--- DATA FOR ANALYSIS ---
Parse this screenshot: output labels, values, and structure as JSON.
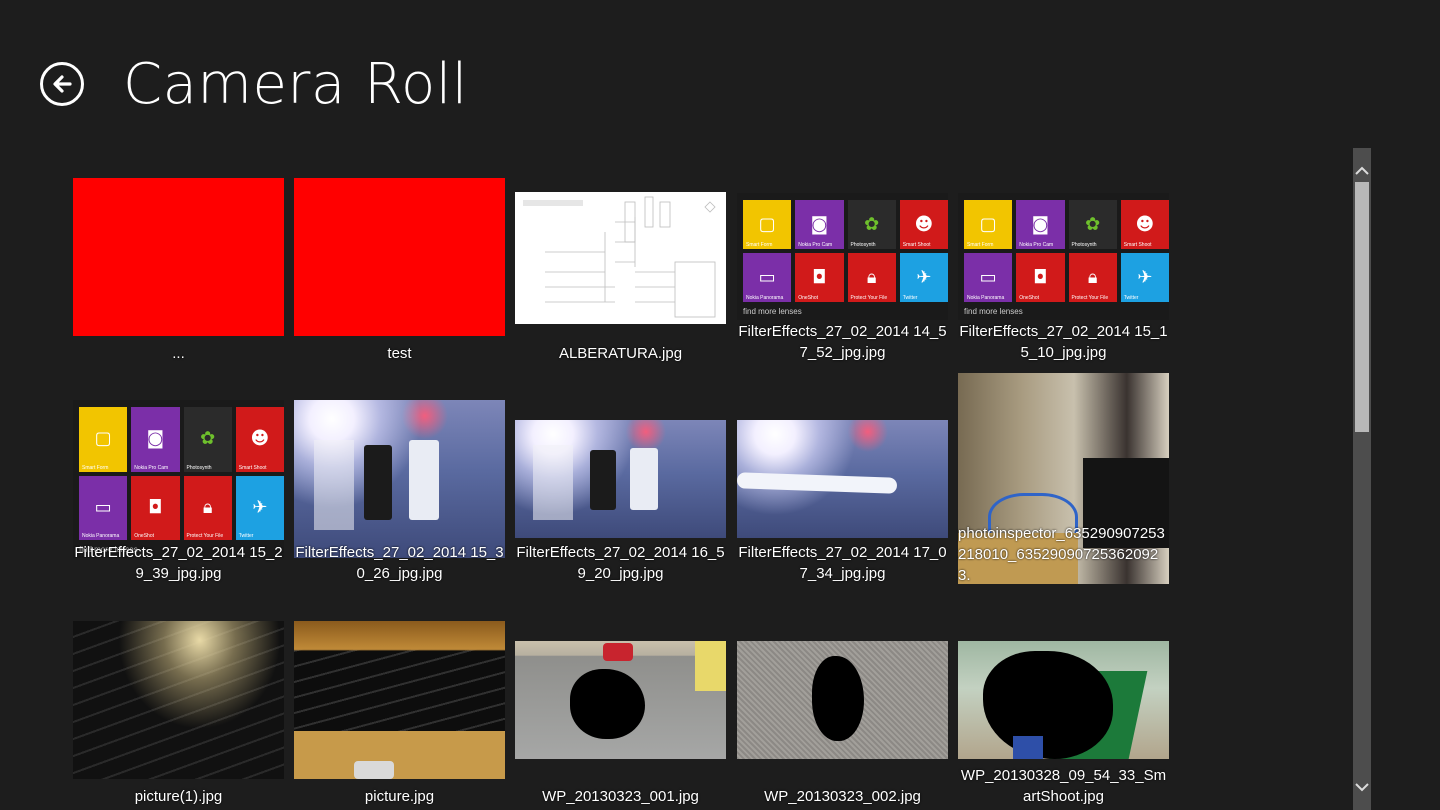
{
  "header": {
    "title": "Camera Roll",
    "back_icon": "back-arrow-icon"
  },
  "tiles": [
    {
      "caption": "...",
      "kind": "red"
    },
    {
      "caption": "test",
      "kind": "red"
    },
    {
      "caption": "ALBERATURA.jpg",
      "kind": "document"
    },
    {
      "caption": "FilterEffects_27_02_2014 14_57_52_jpg.jpg",
      "kind": "lenses"
    },
    {
      "caption": "FilterEffects_27_02_2014 15_15_10_jpg.jpg",
      "kind": "lenses"
    },
    {
      "caption": "FilterEffects_27_02_2014 15_29_39_jpg.jpg",
      "kind": "lenses"
    },
    {
      "caption": "FilterEffects_27_02_2014 15_30_26_jpg.jpg",
      "kind": "photo"
    },
    {
      "caption": "FilterEffects_27_02_2014 16_59_20_jpg.jpg",
      "kind": "photo"
    },
    {
      "caption": "FilterEffects_27_02_2014 17_07_34_jpg.jpg",
      "kind": "photo"
    },
    {
      "caption": "photoinspector_635290907253218010_635290907253620923.",
      "kind": "photo"
    },
    {
      "caption": "picture(1).jpg",
      "kind": "photo"
    },
    {
      "caption": "picture.jpg",
      "kind": "photo"
    },
    {
      "caption": "WP_20130323_001.jpg",
      "kind": "photo"
    },
    {
      "caption": "WP_20130323_002.jpg",
      "kind": "photo"
    },
    {
      "caption": "WP_20130328_09_54_33_SmartShoot.jpg",
      "kind": "photo"
    }
  ],
  "lenses": {
    "items": [
      {
        "label": "Smart Form",
        "color": "#f2c500",
        "icon": "frame-icon"
      },
      {
        "label": "Nokia Pro Cam",
        "color": "#7b2fa8",
        "icon": "camera-icon"
      },
      {
        "label": "Photosynth",
        "color": "#2b2b2b",
        "icon": "leaf-icon"
      },
      {
        "label": "Smart Shoot",
        "color": "#d11a1a",
        "icon": "faces-icon"
      },
      {
        "label": "Nokia Panorama",
        "color": "#7b2fa8",
        "icon": "panorama-icon"
      },
      {
        "label": "OneShot",
        "color": "#d11a1a",
        "icon": "oneshot-icon"
      },
      {
        "label": "Protect Your File",
        "color": "#d11a1a",
        "icon": "lock-icon"
      },
      {
        "label": "Twitter",
        "color": "#1da1e2",
        "icon": "twitter-icon"
      }
    ],
    "more": "find more lenses"
  },
  "scrollbar": {
    "up_icon": "chevron-up-icon",
    "down_icon": "chevron-down-icon"
  }
}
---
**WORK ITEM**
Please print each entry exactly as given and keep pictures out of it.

**RESULT OF THE EXERCISE**
Parse this screenshot: output labels, values, and structure as JSON.
{
  "header": {
    "title": "Camera Roll",
    "back_icon": "back-arrow-icon"
  },
  "tiles": [
    {
      "caption": "...",
      "kind": "red"
    },
    {
      "caption": "test",
      "kind": "red"
    },
    {
      "caption": "ALBERATURA.jpg",
      "kind": "document"
    },
    {
      "caption": "FilterEffects_27_02_2014 14_57_52_jpg.jpg",
      "kind": "lenses"
    },
    {
      "caption": "FilterEffects_27_02_2014 15_15_10_jpg.jpg",
      "kind": "lenses"
    },
    {
      "caption": "FilterEffects_27_02_2014 15_29_39_jpg.jpg",
      "kind": "lenses"
    },
    {
      "caption": "FilterEffects_27_02_2014 15_30_26_jpg.jpg",
      "kind": "photo"
    },
    {
      "caption": "FilterEffects_27_02_2014 16_59_20_jpg.jpg",
      "kind": "photo"
    },
    {
      "caption": "FilterEffects_27_02_2014 17_07_34_jpg.jpg",
      "kind": "photo"
    },
    {
      "caption": "photoinspector_635290907253218010_635290907253620923.",
      "kind": "photo"
    },
    {
      "caption": "picture(1).jpg",
      "kind": "photo"
    },
    {
      "caption": "picture.jpg",
      "kind": "photo"
    },
    {
      "caption": "WP_20130323_001.jpg",
      "kind": "photo"
    },
    {
      "caption": "WP_20130323_002.jpg",
      "kind": "photo"
    },
    {
      "caption": "WP_20130328_09_54_33_SmartShoot.jpg",
      "kind": "photo"
    }
  ],
  "lenses": {
    "items": [
      {
        "label": "Smart Form",
        "color": "#f2c500",
        "icon": "frame-icon"
      },
      {
        "label": "Nokia Pro Cam",
        "color": "#7b2fa8",
        "icon": "camera-icon"
      },
      {
        "label": "Photosynth",
        "color": "#2b2b2b",
        "icon": "leaf-icon"
      },
      {
        "label": "Smart Shoot",
        "color": "#d11a1a",
        "icon": "faces-icon"
      },
      {
        "label": "Nokia Panorama",
        "color": "#7b2fa8",
        "icon": "panorama-icon"
      },
      {
        "label": "OneShot",
        "color": "#d11a1a",
        "icon": "oneshot-icon"
      },
      {
        "label": "Protect Your File",
        "color": "#d11a1a",
        "icon": "lock-icon"
      },
      {
        "label": "Twitter",
        "color": "#1da1e2",
        "icon": "twitter-icon"
      }
    ],
    "more": "find more lenses"
  },
  "scrollbar": {
    "up_icon": "chevron-up-icon",
    "down_icon": "chevron-down-icon"
  }
}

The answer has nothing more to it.